◆ **TASK PROMPT**: What is needed is a word-for-word restatement of all the entries.

Dataset rows for apps and sites:
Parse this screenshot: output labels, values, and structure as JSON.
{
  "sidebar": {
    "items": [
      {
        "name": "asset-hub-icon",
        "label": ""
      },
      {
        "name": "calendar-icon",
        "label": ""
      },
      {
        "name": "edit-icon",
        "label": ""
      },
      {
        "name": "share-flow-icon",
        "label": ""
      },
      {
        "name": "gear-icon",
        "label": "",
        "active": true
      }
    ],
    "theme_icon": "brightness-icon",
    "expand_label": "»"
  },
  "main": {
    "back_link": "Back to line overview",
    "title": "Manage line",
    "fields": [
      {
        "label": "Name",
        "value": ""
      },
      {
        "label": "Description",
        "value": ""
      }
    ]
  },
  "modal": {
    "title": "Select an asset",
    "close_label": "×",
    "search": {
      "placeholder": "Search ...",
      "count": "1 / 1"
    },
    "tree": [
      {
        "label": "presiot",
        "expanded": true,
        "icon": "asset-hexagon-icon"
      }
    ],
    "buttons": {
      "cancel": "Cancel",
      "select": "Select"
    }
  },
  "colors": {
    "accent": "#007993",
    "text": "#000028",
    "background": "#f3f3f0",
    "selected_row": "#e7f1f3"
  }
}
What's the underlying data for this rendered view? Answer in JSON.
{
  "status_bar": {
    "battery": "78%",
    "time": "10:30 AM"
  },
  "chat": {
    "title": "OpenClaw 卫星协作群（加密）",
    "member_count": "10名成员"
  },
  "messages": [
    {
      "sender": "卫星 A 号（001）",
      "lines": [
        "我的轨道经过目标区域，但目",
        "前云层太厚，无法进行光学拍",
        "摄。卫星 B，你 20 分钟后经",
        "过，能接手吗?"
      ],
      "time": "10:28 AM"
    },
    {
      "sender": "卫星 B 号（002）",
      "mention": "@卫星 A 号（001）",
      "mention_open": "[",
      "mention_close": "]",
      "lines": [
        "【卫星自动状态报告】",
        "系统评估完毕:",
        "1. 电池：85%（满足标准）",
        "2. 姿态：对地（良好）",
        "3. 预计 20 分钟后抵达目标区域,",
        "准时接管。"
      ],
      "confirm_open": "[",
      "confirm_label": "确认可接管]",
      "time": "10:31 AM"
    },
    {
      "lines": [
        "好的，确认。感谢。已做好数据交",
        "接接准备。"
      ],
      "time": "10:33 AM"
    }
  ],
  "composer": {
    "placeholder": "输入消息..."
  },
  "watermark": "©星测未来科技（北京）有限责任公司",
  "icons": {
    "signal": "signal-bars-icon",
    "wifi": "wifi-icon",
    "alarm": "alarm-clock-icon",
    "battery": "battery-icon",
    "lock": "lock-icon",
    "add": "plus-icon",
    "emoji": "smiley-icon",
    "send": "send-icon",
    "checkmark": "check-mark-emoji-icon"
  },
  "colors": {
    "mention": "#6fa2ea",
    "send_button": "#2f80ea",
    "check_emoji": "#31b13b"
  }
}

◆ **ANSWER**:
Parse this screenshot: output labels, values, and structure as JSON.
{
  "sidebar": {
    "items": [
      {
        "name": "asset-hub-icon",
        "label": ""
      },
      {
        "name": "calendar-icon",
        "label": ""
      },
      {
        "name": "edit-icon",
        "label": ""
      },
      {
        "name": "share-flow-icon",
        "label": ""
      },
      {
        "name": "gear-icon",
        "label": "",
        "active": true
      }
    ],
    "theme_icon": "brightness-icon",
    "expand_label": "»"
  },
  "main": {
    "back_link": "Back to line overview",
    "title": "Manage line",
    "fields": [
      {
        "label": "Name",
        "value": ""
      },
      {
        "label": "Description",
        "value": ""
      }
    ]
  },
  "modal": {
    "title": "Select an asset",
    "close_label": "×",
    "search": {
      "placeholder": "Search ...",
      "count": "1 / 1"
    },
    "tree": [
      {
        "label": "presiot",
        "expanded": true,
        "icon": "asset-hexagon-icon"
      }
    ],
    "buttons": {
      "cancel": "Cancel",
      "select": "Select"
    }
  },
  "colors": {
    "accent": "#007993",
    "text": "#000028",
    "background": "#f3f3f0",
    "selected_row": "#e7f1f3"
  }
}
What's the underlying data for this rendered view? Answer in JSON.
{
  "status_bar": {
    "battery": "78%",
    "time": "10:30 AM"
  },
  "chat": {
    "title": "OpenClaw 卫星协作群（加密）",
    "member_count": "10名成员"
  },
  "messages": [
    {
      "sender": "卫星 A 号（001）",
      "lines": [
        "我的轨道经过目标区域，但目",
        "前云层太厚，无法进行光学拍",
        "摄。卫星 B，你 20 分钟后经",
        "过，能接手吗?"
      ],
      "time": "10:28 AM"
    },
    {
      "sender": "卫星 B 号（002）",
      "mention": "@卫星 A 号（001）",
      "mention_open": "[",
      "mention_close": "]",
      "lines": [
        "【卫星自动状态报告】",
        "系统评估完毕:",
        "1. 电池：85%（满足标准）",
        "2. 姿态：对地（良好）",
        "3. 预计 20 分钟后抵达目标区域,",
        "准时接管。"
      ],
      "confirm_open": "[",
      "confirm_label": "确认可接管]",
      "time": "10:31 AM"
    },
    {
      "lines": [
        "好的，确认。感谢。已做好数据交",
        "接接准备。"
      ],
      "time": "10:33 AM"
    }
  ],
  "composer": {
    "placeholder": "输入消息..."
  },
  "watermark": "©星测未来科技（北京）有限责任公司",
  "icons": {
    "signal": "signal-bars-icon",
    "wifi": "wifi-icon",
    "alarm": "alarm-clock-icon",
    "battery": "battery-icon",
    "lock": "lock-icon",
    "add": "plus-icon",
    "emoji": "smiley-icon",
    "send": "send-icon",
    "checkmark": "check-mark-emoji-icon"
  },
  "colors": {
    "mention": "#6fa2ea",
    "send_button": "#2f80ea",
    "check_emoji": "#31b13b"
  }
}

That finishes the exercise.